Uncommon Descent Serving The Intelligent Design Community


At Phys.org: Aluminous silica: A major water carrier in the lower mantle

"Water is transported by oceanic plates into the Earth's deep interior and changes the properties of minerals and rocks, affecting the Earth's internal material cycle and environmental evolution since the formation of the Earth." Read More ›

Researchers: How plate tectonics, mountains and deep-sea sediments have maintained Earth’s ‘Goldilocks’ climate

In an article summarized at The Conversation, recent research affirms the suite of conditions involving plate tectonics and resultant mountain-building, coupled with erosion and volcanic activity, that has helped to maintain a habitable climate on our planet. Read More ›

Can a now-lost continent shed light on the evolution of mammals?

At ScienceDaily: A team of geologists and palaeontologists has discovered that, some 50 million years ago, there was a low-lying continent separating Europe from Asia that they have named Balkanatolia. At the time, it was inhabited by an endemic fauna that was very different from those of Europe and Asia. Read More ›

Did glaciers cause a billion-year gap in information about the development of life?

At Vice: This giant lapse in Earth’s memory exceeds one billion years in some places, resulting in 550 million-year-old rocks sitting atop ancient layers that date back 1.7 billion years, with no trace of the many lost epochs in between… Read More ›

Apparently, some people have noticed the nonsense at Nature Communications about geology as not a safe field for persons of color

About that third comment above: There is no reason to put “scholarship” and “Nature Communications” in the same sentence if this “paper” is supposed to be an example of the type of thing it produces. Read More ›

Did a magnetic field reversal doom the Neanderthals?

A theory this exotic is bound to be popular. Archaeologist and anthropologist Anna Goldfield assesses the evidence. She points out that Neanderthals generally didn’t live in the areas where they’d be most affected ... (more) Read More ›

Casey Luskin is back, after years in the field!

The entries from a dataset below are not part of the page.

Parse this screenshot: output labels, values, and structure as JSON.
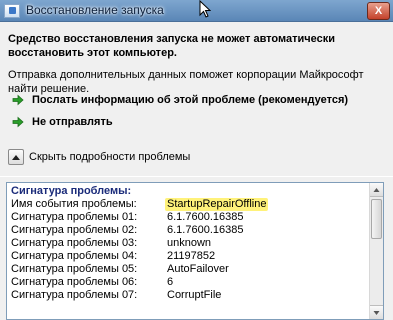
{
  "window": {
    "title": "Восстановление запуска",
    "close_label": "X"
  },
  "message": {
    "intro": "Средство восстановления запуска не может автоматически восстановить этот компьютер.",
    "info": "Отправка дополнительных данных поможет корпорации Майкрософт найти решение."
  },
  "options": [
    {
      "label": "Послать информацию об этой проблеме (рекомендуется)",
      "icon": "green-arrow-icon"
    },
    {
      "label": "Не отправлять",
      "icon": "green-arrow-icon"
    }
  ],
  "details_toggle": {
    "label": "Скрыть подробности проблемы",
    "icon": "chevron-up-icon"
  },
  "details": {
    "header": "Сигнатура проблемы:",
    "rows": [
      {
        "key": "Имя события проблемы:",
        "value": "StartupRepairOffline"
      },
      {
        "key": "Сигнатура проблемы 01:",
        "value": "6.1.7600.16385"
      },
      {
        "key": "Сигнатура проблемы 02:",
        "value": "6.1.7600.16385"
      },
      {
        "key": "Сигнатура проблемы 03:",
        "value": "unknown"
      },
      {
        "key": "Сигнатура проблемы 04:",
        "value": "21197852"
      },
      {
        "key": "Сигнатура проблемы 05:",
        "value": "AutoFailover"
      },
      {
        "key": "Сигнатура проблемы 06:",
        "value": "6"
      },
      {
        "key": "Сигнатура проблемы 07:",
        "value": "CorruptFile"
      }
    ]
  },
  "colors": {
    "highlight": "#fff27a",
    "arrow_green": "#2a9d2a",
    "header_blue": "#1a2b7a"
  }
}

Why he left (the non-conspiracy version): My PhD project focused on the “Pongola Supergroup,” a major section of supracrustal rocks in southeastern South Africa (Kwazulu-Natal and Mpumalanga provinces) and southern Swaziland, aged ~2.8 – 3.0 billion years old. Suffice to say, this project involved months and even years of fieldwork, lab work, data analysis, and writeup. Like most PhDs, mine had its ups and downs, complete with excitement, fun, blood, sweat, tears, near-madness, sheer terror, and utter boredom. Read More ›

The Privileged Planet, Redux

We’ve all heard about the fine-tuning of physical constants–just change them ever so slightly and a different kind of universe emerges. Then, there’s simply our location in our galaxy that allows us to see outwards to the galaxy itself, and beyond. Now, even the radioactivity in the earth’s core seems to be conducive to life. At Phys.Org there is a press release on this paper (behind paywall). “What they found is that if the radiogenic heating is more than the Earth’s, the planet can’t permanently sustain a dynamo, as Earth has done. That happens because most of the thorium and uranium end up in the mantle, and too much heat in the mantle acts as an insulator, preventing the molten Read More ›

Sabine Hossenfelder: Flat Earthers are wrong but not stupid

Hossenfelder: It is not possible for each and every one of us to redo all experiments in the history of science. It therefore becomes increasingly important that scientists provide evidence for how science works, so that people who cannot follow the research itself can instead rely on evidence that the system produces correct and useful descriptions of nature. Read More ›